'It was the largest amount of blood I've ever seen.'
Mark Jeffrey admits killing 13-year-old
Child killer Mark King Jeffrey likely shaved years off his impending prison term when he finally admitted this Monday to the brutal stabbing death of Jennifer Naglingniq, 13, in Iqaluit more than four years ago.
Jeffrey, 26, pleaded guilty to second-degree murder for his part in killing the girl, who was a Grade 8 student at Inuksuk High, in exchange for a first-degree murder charge being dropped.
A conviction on the lesser charge means Jeffrey will still receive a sentence of life imprisonment, but he may be eligible for parole as early as 10 years into his sentence, rather than having to wait at least 25 years.
Police found Naglingniq dead in her bedroom shortly after midnight, Dec. 6, 2002. Her neck and wrists were slashed.

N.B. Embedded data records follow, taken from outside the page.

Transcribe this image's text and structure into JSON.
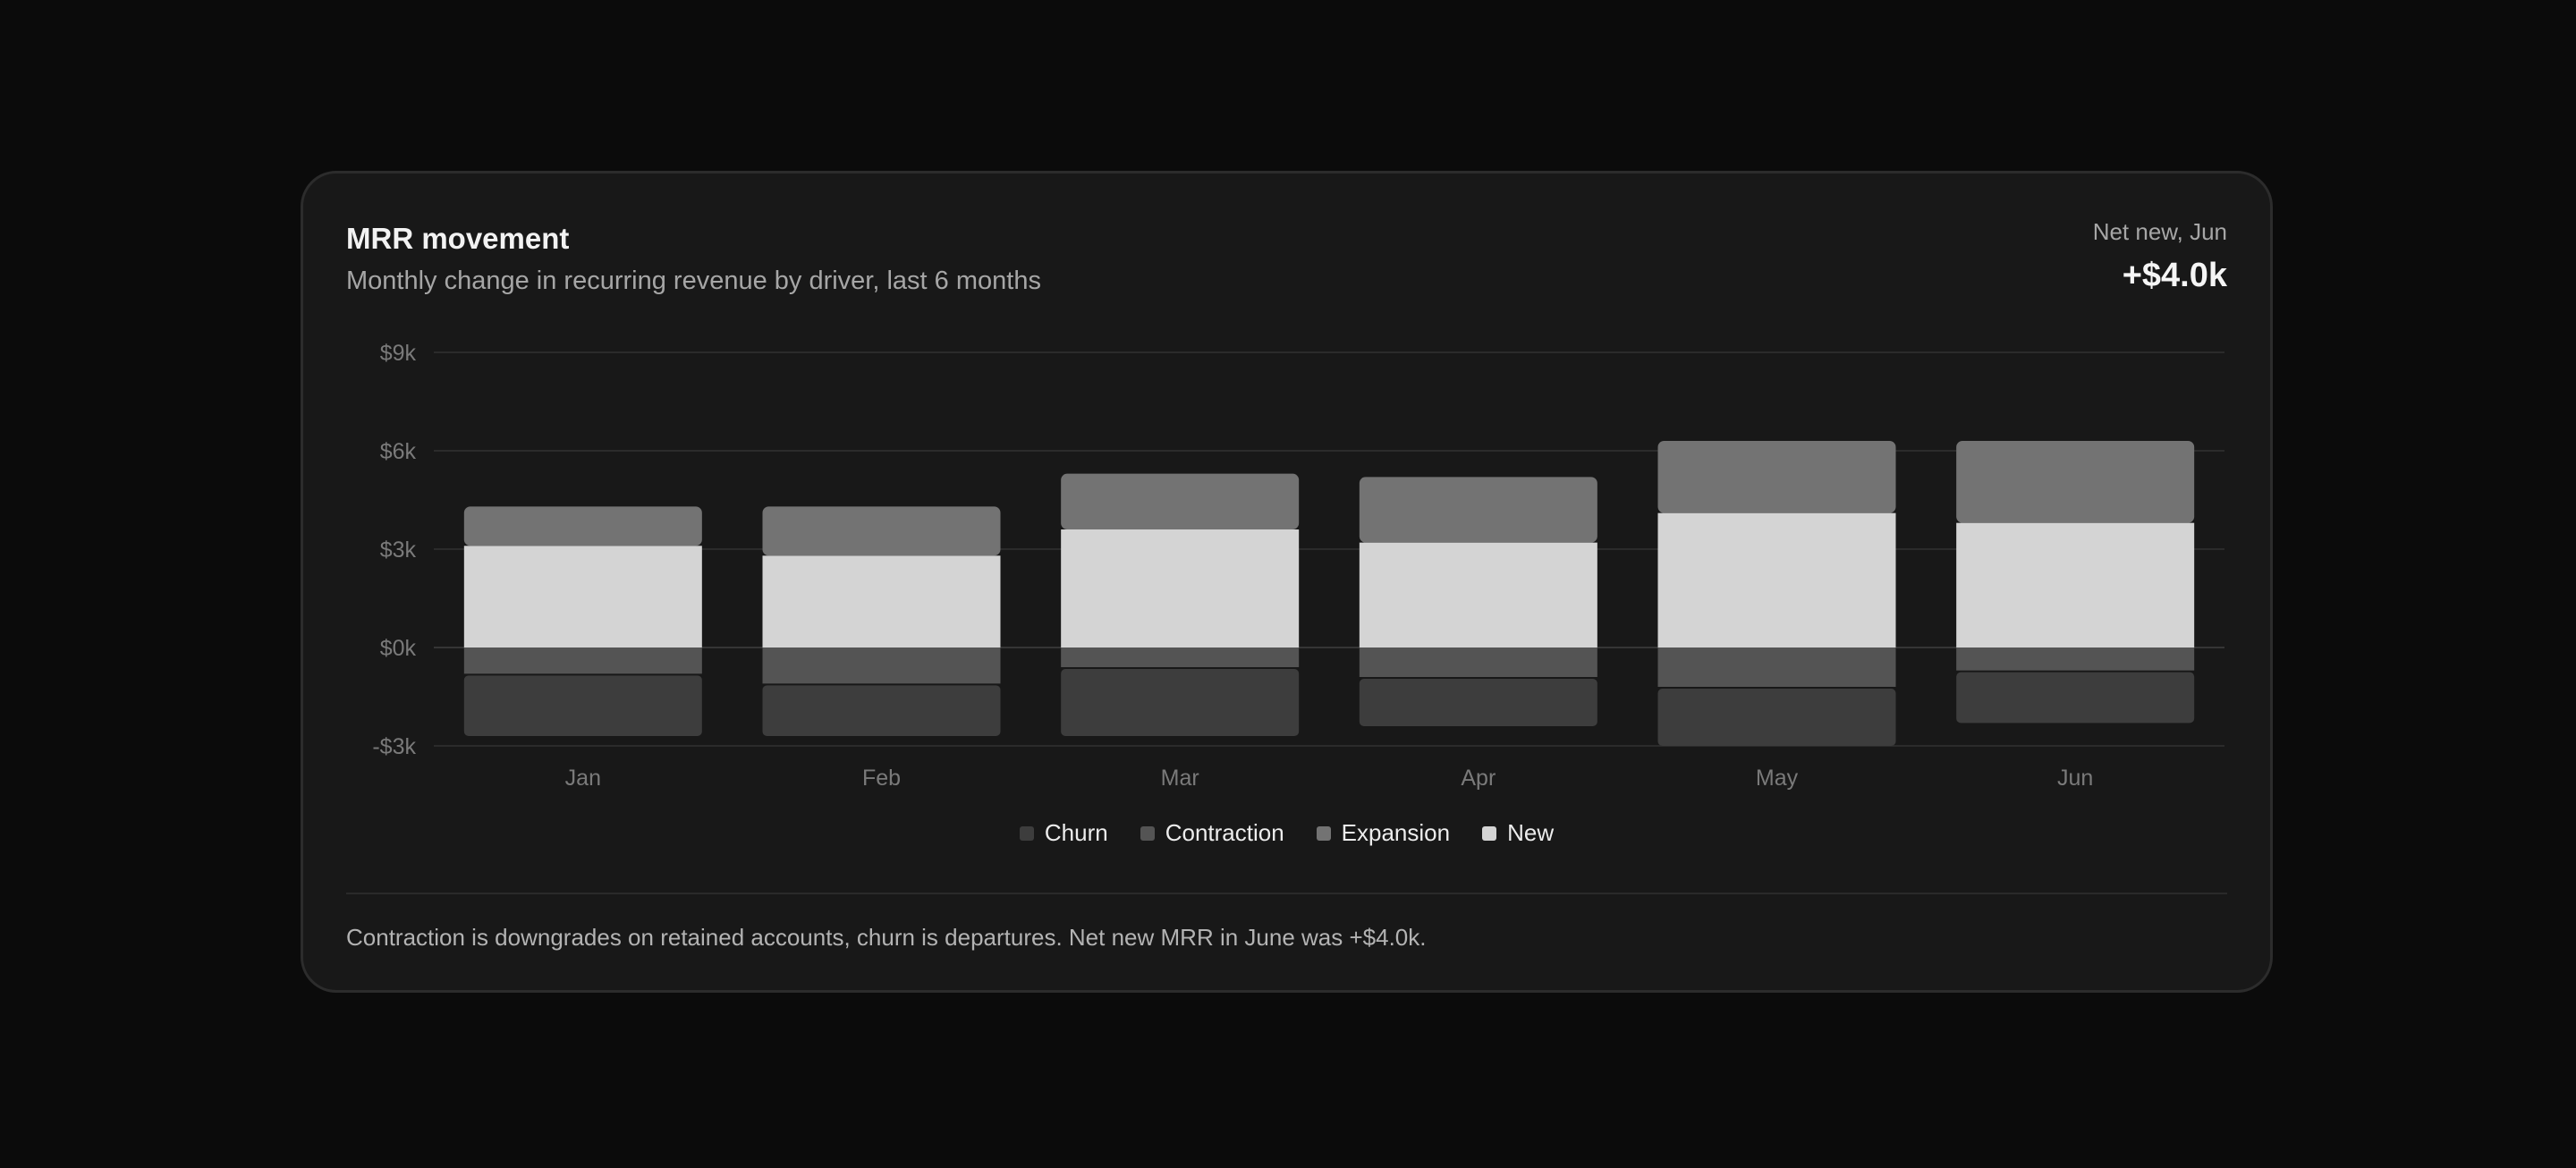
{
  "card": {
    "title": "MRR movement",
    "subtitle": "Monthly change in recurring revenue by driver, last 6 months",
    "kpi_label": "Net new, Jun",
    "kpi_value": "+$4.0k",
    "footnote": "Contraction is downgrades on retained accounts, churn is departures. Net new MRR in June was +$4.0k."
  },
  "colors": {
    "new": "#d4d4d4",
    "expansion": "#737373",
    "contraction": "#545454",
    "churn": "#3d3d3d",
    "grid": "#2b2b2b",
    "tick_text": "#7a7a7a"
  },
  "chart_data": {
    "type": "bar",
    "stacked": true,
    "categories": [
      "Jan",
      "Feb",
      "Mar",
      "Apr",
      "May",
      "Jun"
    ],
    "y_ticks": [
      "$9k",
      "$6k",
      "$3k",
      "$0k",
      "-$3k"
    ],
    "ylim": [
      -3000,
      9000
    ],
    "grid": true,
    "legend_position": "bottom-center",
    "series": [
      {
        "name": "Churn",
        "key": "churn",
        "values": [
          -1900,
          -1600,
          -2100,
          -1500,
          -1800,
          -1600
        ]
      },
      {
        "name": "Contraction",
        "key": "contraction",
        "values": [
          -800,
          -1100,
          -600,
          -900,
          -1200,
          -700
        ]
      },
      {
        "name": "Expansion",
        "key": "expansion",
        "values": [
          1200,
          1500,
          1700,
          2000,
          2200,
          2500
        ]
      },
      {
        "name": "New",
        "key": "new",
        "values": [
          3100,
          2800,
          3600,
          3200,
          4100,
          3800
        ]
      }
    ],
    "xlabel": "",
    "ylabel": ""
  }
}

She was also badly cut on the shoulders, hands and chest. One stab wound pierced her aorta, the main artery for the heart. Blood was everywhere.

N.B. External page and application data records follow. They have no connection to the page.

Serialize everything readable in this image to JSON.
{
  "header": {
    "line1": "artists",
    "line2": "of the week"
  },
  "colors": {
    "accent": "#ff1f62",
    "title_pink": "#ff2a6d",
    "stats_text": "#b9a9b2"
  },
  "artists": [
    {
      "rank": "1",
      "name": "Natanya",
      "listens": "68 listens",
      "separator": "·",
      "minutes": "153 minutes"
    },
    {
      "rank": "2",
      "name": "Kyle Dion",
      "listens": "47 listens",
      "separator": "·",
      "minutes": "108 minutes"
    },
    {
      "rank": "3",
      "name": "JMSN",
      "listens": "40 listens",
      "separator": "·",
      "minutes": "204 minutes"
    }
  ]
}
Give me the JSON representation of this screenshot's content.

"It was the largest amount of blood I've ever seen," Const. Mark Tindall told the court in a preliminary inquiry held in December 2003.
Evidence submitted in court in September 2006, until now subject to a publication ban, tells of how Jeffrey tried to persuade police that the real killer was the victim's grieving mother.

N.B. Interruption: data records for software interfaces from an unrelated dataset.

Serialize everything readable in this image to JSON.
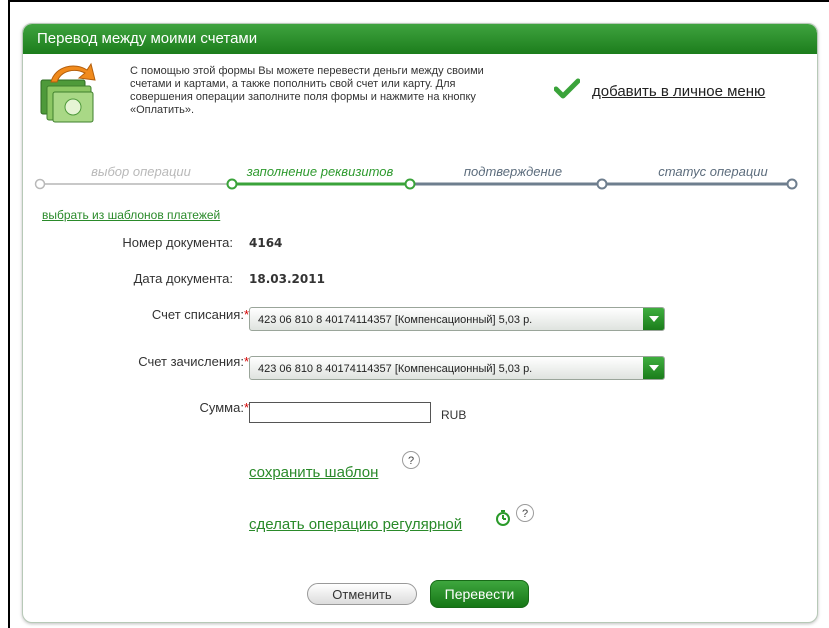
{
  "header": {
    "title": "Перевод между моими счетами"
  },
  "intro": {
    "line1": "С помощью этой формы Вы можете перевести деньги между своими",
    "line2": "счетами и картами, а также пополнить свой счет или карту. Для",
    "line3": "совершения операции заполните поля формы и нажмите на кнопку",
    "line4": "«Оплатить».",
    "add_to_menu": "добавить в личное меню",
    "icon": "money-transfer-icon"
  },
  "steps": [
    {
      "label": "выбор операции",
      "state": "done"
    },
    {
      "label": "заполнение реквизитов",
      "state": "active"
    },
    {
      "label": "подтверждение",
      "state": "pending"
    },
    {
      "label": "статус операции",
      "state": "pending"
    }
  ],
  "templates_link": "выбрать из шаблонов платежей",
  "form": {
    "doc_number_label": "Номер документа:",
    "doc_number": "4164",
    "doc_date_label": "Дата документа:",
    "doc_date": "18.03.2011",
    "from_label": "Счет списания:",
    "from_value": "423 06 810 8 40174114357  [Компенсационный] 5,03  р.",
    "to_label": "Счет зачисления:",
    "to_value": "423 06 810 8 40174114357  [Компенсационный] 5,03  р.",
    "amount_label": "Сумма:",
    "amount_value": "",
    "currency": "RUB",
    "required_mark": "*"
  },
  "links": {
    "save_template": "сохранить шаблон",
    "make_regular": "сделать операцию регулярной",
    "help": "?"
  },
  "buttons": {
    "cancel": "Отменить",
    "submit": "Перевести"
  },
  "colors": {
    "accent": "#2a8a2a",
    "header": "#1c7d1c",
    "required": "#d40000"
  }
}
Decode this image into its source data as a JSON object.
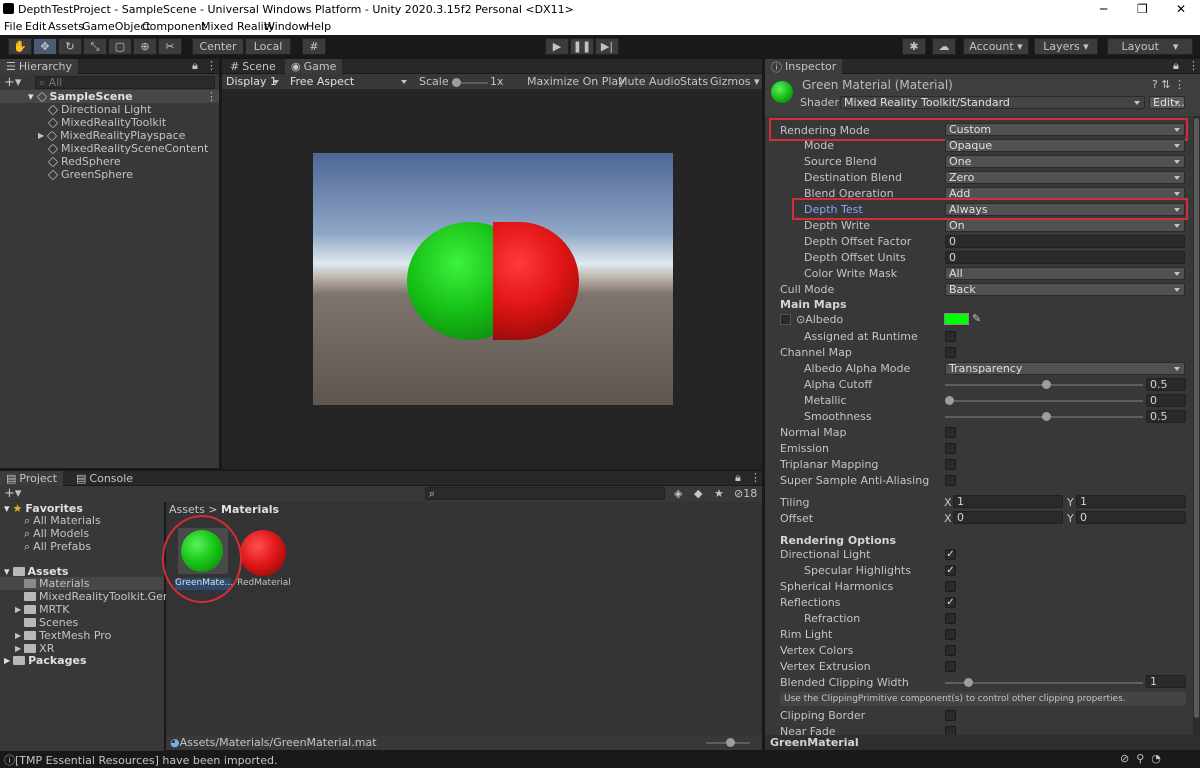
{
  "window": {
    "title": "DepthTestProject - SampleScene - Universal Windows Platform - Unity 2020.3.15f2 Personal <DX11>",
    "minimize": "─",
    "maximize": "❐",
    "close": "✕"
  },
  "menu": [
    "File",
    "Edit",
    "Assets",
    "GameObject",
    "Component",
    "Mixed Reality",
    "Window",
    "Help"
  ],
  "toolbar": {
    "center": "Center",
    "local": "Local",
    "account": "Account",
    "layers": "Layers",
    "layout": "Layout"
  },
  "hierarchy": {
    "tab": "Hierarchy",
    "search_placeholder": "All",
    "scene": "SampleScene",
    "items": [
      "Directional Light",
      "MixedRealityToolkit",
      "MixedRealityPlayspace",
      "MixedRealitySceneContent",
      "RedSphere",
      "GreenSphere"
    ]
  },
  "game": {
    "tab_scene": "Scene",
    "tab_game": "Game",
    "display": "Display 1",
    "aspect": "Free Aspect",
    "scale_label": "Scale",
    "scale_value": "1x",
    "maximize": "Maximize On Play",
    "mute": "Mute Audio",
    "stats": "Stats",
    "gizmos": "Gizmos"
  },
  "project": {
    "tab_project": "Project",
    "tab_console": "Console",
    "favorites": "Favorites",
    "fav_items": [
      "All Materials",
      "All Models",
      "All Prefabs"
    ],
    "assets": "Assets",
    "asset_items": [
      "Materials",
      "MixedRealityToolkit.Generated",
      "MRTK",
      "Scenes",
      "TextMesh Pro",
      "XR"
    ],
    "packages": "Packages",
    "breadcrumb_root": "Assets",
    "breadcrumb_current": "Materials",
    "files": [
      "GreenMate...",
      "RedMaterial"
    ],
    "path": "Assets/Materials/GreenMaterial.mat",
    "hidden_count": "18"
  },
  "inspector": {
    "tab": "Inspector",
    "material_name": "Green Material (Material)",
    "shader_label": "Shader",
    "shader_value": "Mixed Reality Toolkit/Standard",
    "edit": "Edit...",
    "rendering_mode_label": "Rendering Mode",
    "rendering_mode": "Custom",
    "props": [
      {
        "label": "Mode",
        "value": "Opaque",
        "type": "dd"
      },
      {
        "label": "Source Blend",
        "value": "One",
        "type": "dd"
      },
      {
        "label": "Destination Blend",
        "value": "Zero",
        "type": "dd"
      },
      {
        "label": "Blend Operation",
        "value": "Add",
        "type": "dd"
      },
      {
        "label": "Depth Test",
        "value": "Always",
        "type": "dd"
      },
      {
        "label": "Depth Write",
        "value": "On",
        "type": "dd"
      },
      {
        "label": "Depth Offset Factor",
        "value": "0",
        "type": "fld"
      },
      {
        "label": "Depth Offset Units",
        "value": "0",
        "type": "fld"
      },
      {
        "label": "Color Write Mask",
        "value": "All",
        "type": "dd"
      }
    ],
    "cull_mode_label": "Cull Mode",
    "cull_mode": "Back",
    "main_maps": "Main Maps",
    "albedo": "Albedo",
    "albedo_color": "#00ff00",
    "assigned_runtime": "Assigned at Runtime",
    "channel_map": "Channel Map",
    "albedo_alpha_mode_label": "Albedo Alpha Mode",
    "albedo_alpha_mode": "Transparency",
    "sliders": [
      {
        "label": "Alpha Cutoff",
        "value": "0.5",
        "frac": 0.5
      },
      {
        "label": "Metallic",
        "value": "0",
        "frac": 0
      },
      {
        "label": "Smoothness",
        "value": "0.5",
        "frac": 0.5
      }
    ],
    "toggles": [
      {
        "label": "Normal Map",
        "checked": false
      },
      {
        "label": "Emission",
        "checked": false
      },
      {
        "label": "Triplanar Mapping",
        "checked": false
      },
      {
        "label": "Super Sample Anti-Aliasing",
        "checked": false
      }
    ],
    "tiling_label": "Tiling",
    "offset_label": "Offset",
    "tiling_x": "1",
    "tiling_y": "1",
    "offset_x": "0",
    "offset_y": "0",
    "x": "X",
    "y": "Y",
    "rendering_options": "Rendering Options",
    "ro_toggles": [
      {
        "label": "Directional Light",
        "checked": true,
        "indent": false
      },
      {
        "label": "Specular Highlights",
        "checked": true,
        "indent": true
      },
      {
        "label": "Spherical Harmonics",
        "checked": false,
        "indent": false
      },
      {
        "label": "Reflections",
        "checked": true,
        "indent": false
      },
      {
        "label": "Refraction",
        "checked": false,
        "indent": true
      },
      {
        "label": "Rim Light",
        "checked": false,
        "indent": false
      },
      {
        "label": "Vertex Colors",
        "checked": false,
        "indent": false
      },
      {
        "label": "Vertex Extrusion",
        "checked": false,
        "indent": false
      }
    ],
    "blended_clipping_label": "Blended Clipping Width",
    "blended_clipping_value": "1",
    "clip_help": "Use the ClippingPrimitive component(s) to control other clipping properties.",
    "clipping_border": "Clipping Border",
    "near_fade": "Near Fade",
    "footer": "GreenMaterial"
  },
  "status": "[TMP Essential Resources] have been imported.",
  "colors": {
    "green": "#1ec81e",
    "red": "#e31a1a",
    "highlight": "#d32d35"
  }
}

Jeffrey, a friend of Naglingniq's uncle, arrived at his home the night of the murder with blood on his lip and a red eye. He told his mother he had gotten into a fight with a man named Noah from Cape Dorset.
She noticed the family dog, Tia, licking blood off her son's sneakers. Jeffrey later threw the shoes out, along with other clothes he wore that evening.
Later, Jeffrey's mother would tell police that her son admitted he was present during Naglingniq's murder. But Jeffrey insisted on alleging that Naglingniq's mother, Nicotye, was the killer, and that he only helped to hold the girl.
Jeffrey, when he later spoke with police, would stick with the story that the killer was Nicotye, who was working on the evening of the murder as a driver and receptionist for the medical boarding home.
Shortly afterwards, Jeffrey even volunteered to serve as an undercover agent for the police, and attempted to capture a confession from Nicotye while wearing a hidden tape recorder.
But several attempts to meet with Nicotye failed. And when he finally did talk to her, police later found the tape recorder had been shut off during their discussion.
Four months after Naglingniq's death, police arrested Jeffrey on March 24, 2003 and charged him with first-degree murder. He was placed in a cell with an undercover police officer, who posed as a prisoner.
Jeffrey told the officer he couldn't handle a life sentence in prison, but he feared that he would never get out because police matched his DNA with blood found at the crime scene.
The next morning, Jeffrey asked the officer if he had ever been in a room full of blood.
"Animal blood?" the officer asked.
"No, human blood," Jeffrey said. "It's different. I smelled it. I even tasted it. It's good. I can't describe it. It smells sweet."
From then on, Jeffrey's story of what happened Dec. 6 kept growing stranger.
On March 24, during a four-hour interrogation by police, Jeffrey claimed that Naglingniq made a pass at him on the evening she died, and that the two kissed before he started cooking cocaine in the apartment.
He told police the 13-year-old girl wanted him to break up with his girlfriend. Jeffrey said Naglingniq threatened to phone his girlfriend to to tell the girlfriend that he was at her house.
Jeffrey hesitated when police asked him what happened next. But by the end of the interrogation, Jeffrey alleged that Nicotye paid him to kill Naglingniq.
But police didn't buy this, or any Jeffrey's other stories claiming Nicotye's involvement in her own daughter's murder.
In April of 2003, Jeffrey was transferred from the Baffin Correctional Centre to the Ottawa-Carleton Detention Centre for his own protection. But he was transferred back to the BCC in September so he could attend the funeral of his mother, who was crushed by a city front-end loader.
In September 3, 2003, Jeffrey told a BCC guard another version of events, that began with Jeffrey, Naglingniq and her mother smoking cocaine together on the evening of the murder.
A fight ensued, Jeffrey told the guard, and the mother stabbed her daughter. Jeffrey was scratched in the eye while trying to pull Jennifer away. Nicotye later drove him home, Jeffrey said, but before he left, he grabbed and hid stockings soaked with Naglingniq's blood.
In contrast to all this, Jeffrey didn't say much when he stood in court this Monday. Dressed in a navy blue hoodie and black cargo pants, he quietly agreed to the guilty plea before being escorted back to prison.
Jeffrey's parole eligibility is to be set by Justice Earl Johnson on Monday, April 30, although his release date will ultimately be decided by the parole board. An agreed statement of facts will also be entered into evidence April 30.